Academic Hour with Ciara Kierans

22.01.2019 | Mia Korsbæk

Dato ons 20 feb
Tid 13:00 15:00
Sted Moesgård, Lecture hall (4206, 139)
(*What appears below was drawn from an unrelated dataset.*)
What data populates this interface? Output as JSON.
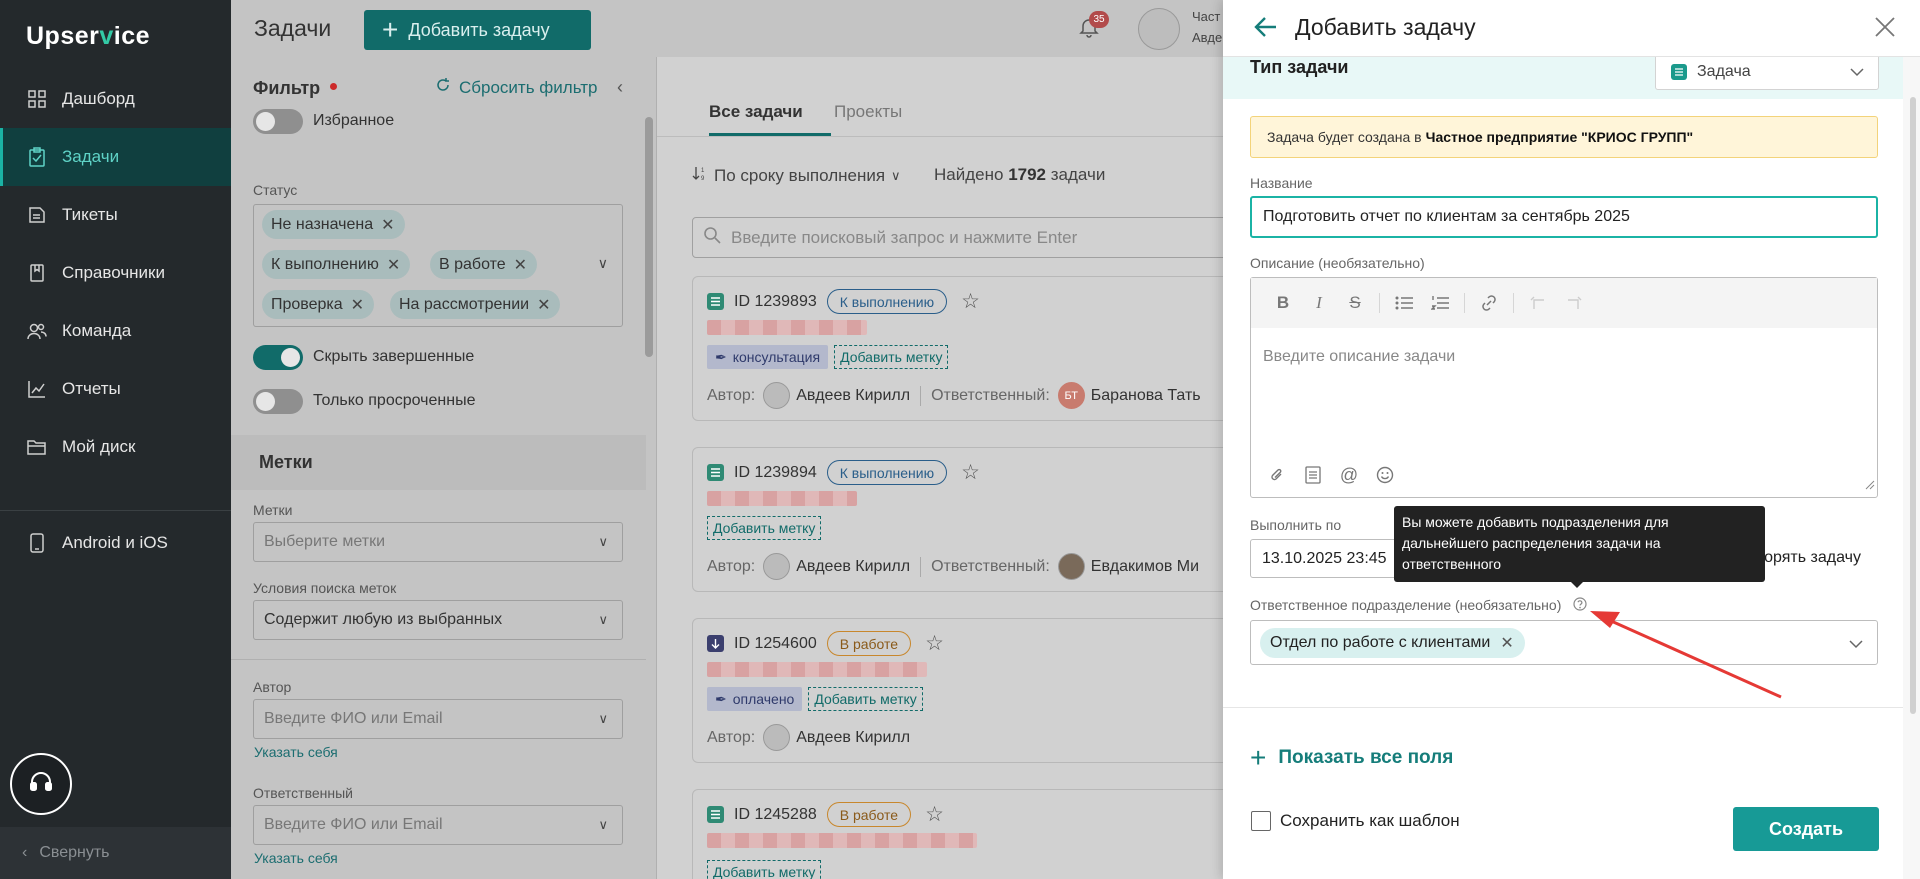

In Mexico, the kidneys of poor and marginalised communities are failing with little warning and no explanation. Commonly referred to as Chronic Kidney Disease of Unknown Origin (CKDu), this new variant of kidney disease has been described as a ‘medical enigma’. CKDu cannot be accounted for in conventional aetiological terms but is variously held to be a consequence of aggressive economic development, environmental degradation and precarious working and living conditions. Drawing on two interconnected ethnographic studies, and intertwining problems of cause and care, this paper will: (1) document the social conditions of disease emergence around Lake Chapala, Central Mexico and (2) follow the haphazard routes kidney patients take to access resource-intensive biotechnical treatments. As they carry the costs (moral, social and economic) and the burden of care, the practices of Mexican patients and their families – those with minimal social protection and entitlement – offer a critical vantage point from which to assess the dynamic interplay between the state, the market and the sick body. CKDu constitutes a contemporary (bio)scientific controversy, one which acquires its relevance within a political economy of harm.

Antropologi, Globale Studier, Seminar